Being an SRE is a tough (if rewarding) job on any day of the year. But it’s especially challenging on Black Friday and Cyber Monday, the post-Thanksgiving event that has become the biggest online shopping day of the year. We'll focus on calling it Cyber Monday throughout this guide.
And for 2021, Cyber Monday promises to include not just the standard challenges associated with massive spikes in traffic, but also a spike in cybersecurity attacks, which the FBI expects to surge in frequency this holiday season. And although security may not be SREs’ main job, they’ll be expected to assist security and DevSecOps teams in confronting the reliability threats that hackers pose.
So, those are the problems SREs face heading into Cyber Monday 2021 and beyond. For solutions, let’s take a look at six best practices for managing the reliability and security challenges that loom this holiday season.
Assess your Cyber Monday stress
The first step in preparing for Cyber Monday is evaluating how much stress the holiday is likely to place on the systems you support.
Obviously, online retailers -- especially those that sell tech products -- will face the biggest increase in load during the Cyber Monday shopping surge.
Businesses that don’t sell things online are less likely to see a major peak in traffic.
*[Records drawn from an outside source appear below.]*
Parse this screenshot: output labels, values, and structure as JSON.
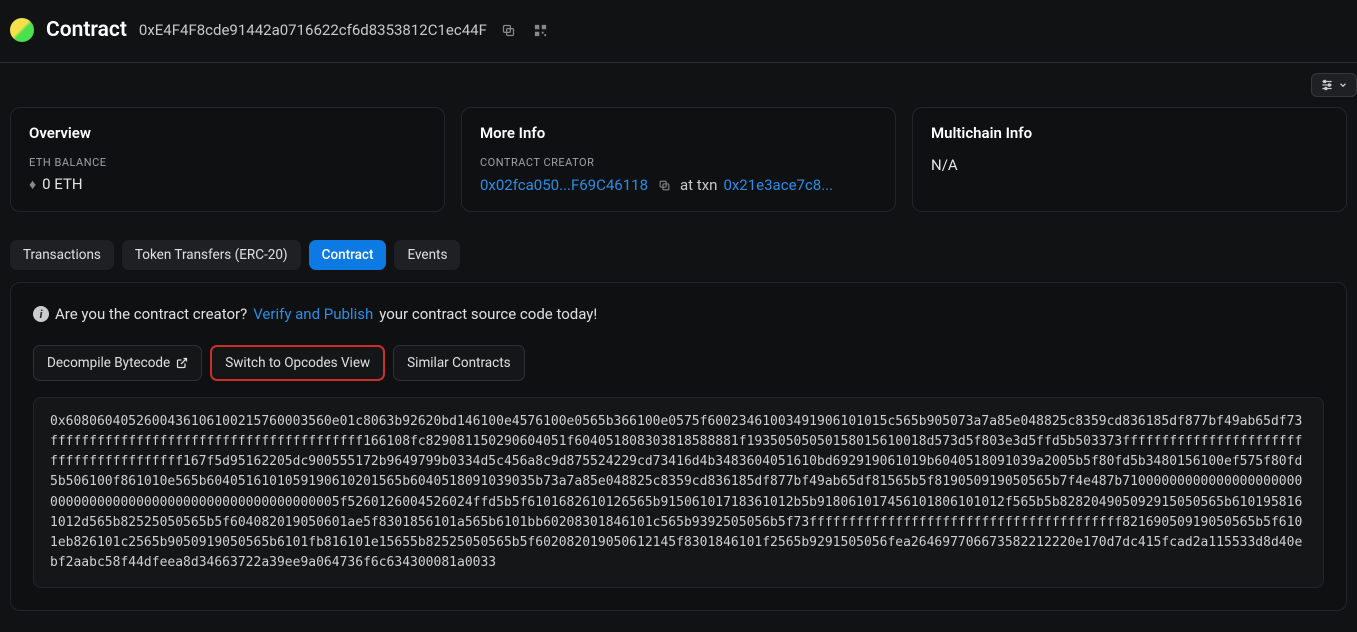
{
  "header": {
    "title": "Contract",
    "address": "0xE4F4F8cde91442a0716622cf6d8353812C1ec44F"
  },
  "cards": {
    "overview": {
      "title": "Overview",
      "balance_label": "ETH BALANCE",
      "balance_value": "0 ETH"
    },
    "moreinfo": {
      "title": "More Info",
      "creator_label": "CONTRACT CREATOR",
      "creator_address": "0x02fca050...F69C46118",
      "at_txn": "at txn",
      "txn_hash": "0x21e3ace7c8..."
    },
    "multichain": {
      "title": "Multichain Info",
      "value": "N/A"
    }
  },
  "tabs": {
    "transactions": "Transactions",
    "token_transfers": "Token Transfers (ERC-20)",
    "contract": "Contract",
    "events": "Events"
  },
  "verify": {
    "prefix": "Are you the contract creator?",
    "link": "Verify and Publish",
    "suffix": "your contract source code today!"
  },
  "actions": {
    "decompile": "Decompile Bytecode",
    "opcodes": "Switch to Opcodes View",
    "similar": "Similar Contracts"
  },
  "bytecode": "0x6080604052600436106100215760003560e01c8063b92620bd146100e4576100e0565b366100e0575f60023461003491906101015c565b905073a7a85e048825c8359cd836185df877bf49ab65df73ffffffffffffffffffffffffffffffffffffffff166108fc829081150290604051f604051808303818588881f19350505050158015610018d573d5f803e3d5ffd5b503373ffffffffffffffffffffffffffffffffffffffff167f5d95162205dc900555172b9649799b0334d5c456a8c9d875524229cd73416d4b3483604051610bd692919061019b6040518091039a2005b5f80fd5b3480156100ef575f80fd5b506100f861010e565b6040516101059190610201565b6040518091039035b73a7a85e048825c8359cd836185df877bf49ab65df81565b5f819050919050565b7f4e487b710000000000000000000000000000000000000000000000000000000005f5260126004526024ffd5b5f6101682610126565b91506101718361012b5b918061017456101806101012f565b5b828204905092915050565b6101958161012d565b82525050565b5f604082019050601ae5f8301856101a565b6101bb60208301846101c565b9392505056b5f73ffffffffffffffffffffffffffffffffffffffff82169050919050565b5f6101eb826101c2565b9050919050565b6101fb816101e15655b82525050565b5f602082019050612145f8301846101f2565b9291505056fea264697706673582212220e170d7dc415fcad2a115533d8d40ebf2aabc58f44dfeea8d34663722a39ee9a064736f6c634300081a0033"
}
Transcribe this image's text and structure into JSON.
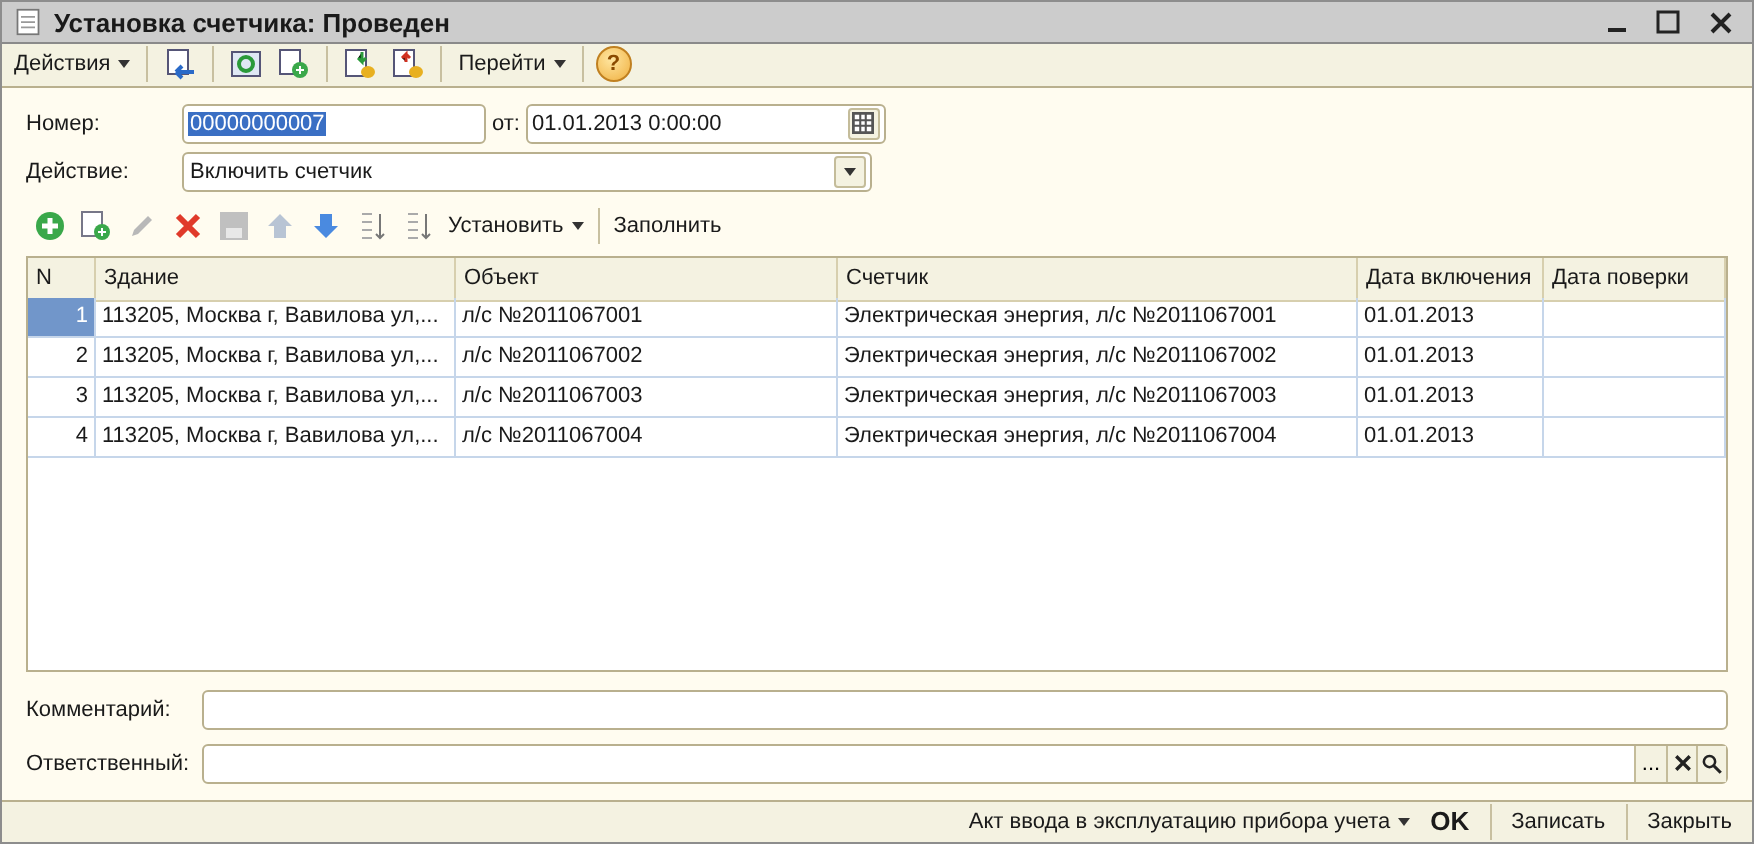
{
  "window": {
    "title": "Установка счетчика: Проведен"
  },
  "toolbar": {
    "actions_menu": "Действия",
    "goto_menu": "Перейти",
    "help": "?"
  },
  "form": {
    "number": {
      "label": "Номер:",
      "value": "00000000007",
      "highlighted": true
    },
    "date": {
      "label": "от:",
      "value": "01.01.2013  0:00:00"
    },
    "action": {
      "label": "Действие:",
      "value": "Включить счетчик"
    }
  },
  "table_toolbar": {
    "set_menu": "Установить",
    "fill_button": "Заполнить"
  },
  "table": {
    "columns": [
      "N",
      "Здание",
      "Объект",
      "Счетчик",
      "Дата включения",
      "Дата поверки"
    ],
    "rows": [
      {
        "selected": true,
        "cells": [
          "1",
          "113205, Москва г, Вавилова ул,...",
          "л/с №2011067001",
          "Электрическая энергия, л/с №2011067001",
          "01.01.2013",
          ""
        ]
      },
      {
        "selected": false,
        "cells": [
          "2",
          "113205, Москва г, Вавилова ул,...",
          "л/с №2011067002",
          "Электрическая энергия, л/с №2011067002",
          "01.01.2013",
          ""
        ]
      },
      {
        "selected": false,
        "cells": [
          "3",
          "113205, Москва г, Вавилова ул,...",
          "л/с №2011067003",
          "Электрическая энергия, л/с №2011067003",
          "01.01.2013",
          ""
        ]
      },
      {
        "selected": false,
        "cells": [
          "4",
          "113205, Москва г, Вавилова ул,...",
          "л/с №2011067004",
          "Электрическая энергия, л/с №2011067004",
          "01.01.2013",
          ""
        ]
      }
    ]
  },
  "comment": {
    "label": "Комментарий:"
  },
  "responsible": {
    "label": "Ответственный:",
    "choose": "..."
  },
  "footer": {
    "print_menu": "Акт ввода в эксплуатацию прибора учета",
    "ok": "OK",
    "save": "Записать",
    "close": "Закрыть"
  }
}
That said, the fact that Cyber Monday brings more people online in general can increase demand across the board. Don’t assume, then, that Cyber Monday will be business as usual for you just because your business isn’t a retailer.
Configure auto-scaling -- including for Kubernetes
You probably already know that you can configure auto-scaling for cloud VMs in order to help them accommodate a spike in demand.
But did you know that you may also be able to auto-scale Kubernetes clusters? Kubernetes auto-scaling features let you add nodes to your clusters so that they can support a higher load.
Not all Kubernetes distributions support auto-scaling, but most of the cloud-based managed Kubernetes distros do. (You can find details about what each major Kubernetes service supports in our blog on choosing a Kubernetes distro for SREs.) If you use Kubernetes, and auto-scaling is available, be sure to take advantage of it to help manage the Cyber Monday surge.
Distribute your distributed infrastructure even more
Adding more redundancy to your infrastructure is another relatively simple and highly effective way to prepare for Cyber Monday load increases. It may also help protect against DDoS attacks, should they target your environment (or your cloud host) during the event.
So, consider adding another availability zone or region to your cloud, if you have the time to configure it before Cyber Monday is here. You could also move VM or container images to another region (or an entirely different cloud) so that they’re on hand in case you need to spin them up in response to a failure in another region or cloud.
Double down on your incident response plan
It’s a pretty safe bet that something will go wrong with your applications or infrastructure over the course of Cyber Monday. But how wrong it goes depends on how quickly and effectively you can respond.
Toward that end, now is the time to verify that you have incident response playbooks in place. Equally important is ensuring you have an incident response platform that helps you manage incidents quickly and efficiently.
Verify your backups
Along similar lines, the lead up to Cyber Monday is an excellent time to make sure you’re systematically backing up critical data.
Remember, too, to make sure that your backup data is stored in a location where it will remain intact if production systems fail -- or, worse, if they are hacked. To maximize the chances of speedy recovery in the event of the latter scenario, consider “air gapping” your backup data, which means disconnecting it from the network so that remote attackers can’t touch it.
Engineer some chaos
Chaos engineering can help you detect unanticipated reliability issues at any time of year. But it’s especially helpful in preparing for Cyber Monday, when your sites will likely be under higher stress than usual.
So, if you haven’t performed any chaos engineering lately, grab yourself a chaos engineering tool and kick the tires of your system before actually users do.
Cyber Monday may create special reliability stresses. But it doesn’t have to lead to reliability failures. With the right plans and tools in place, SREs can prepare their environments to handle whatever Cyber Monday brings -- from traffic surges to DDoS attacks and beyond.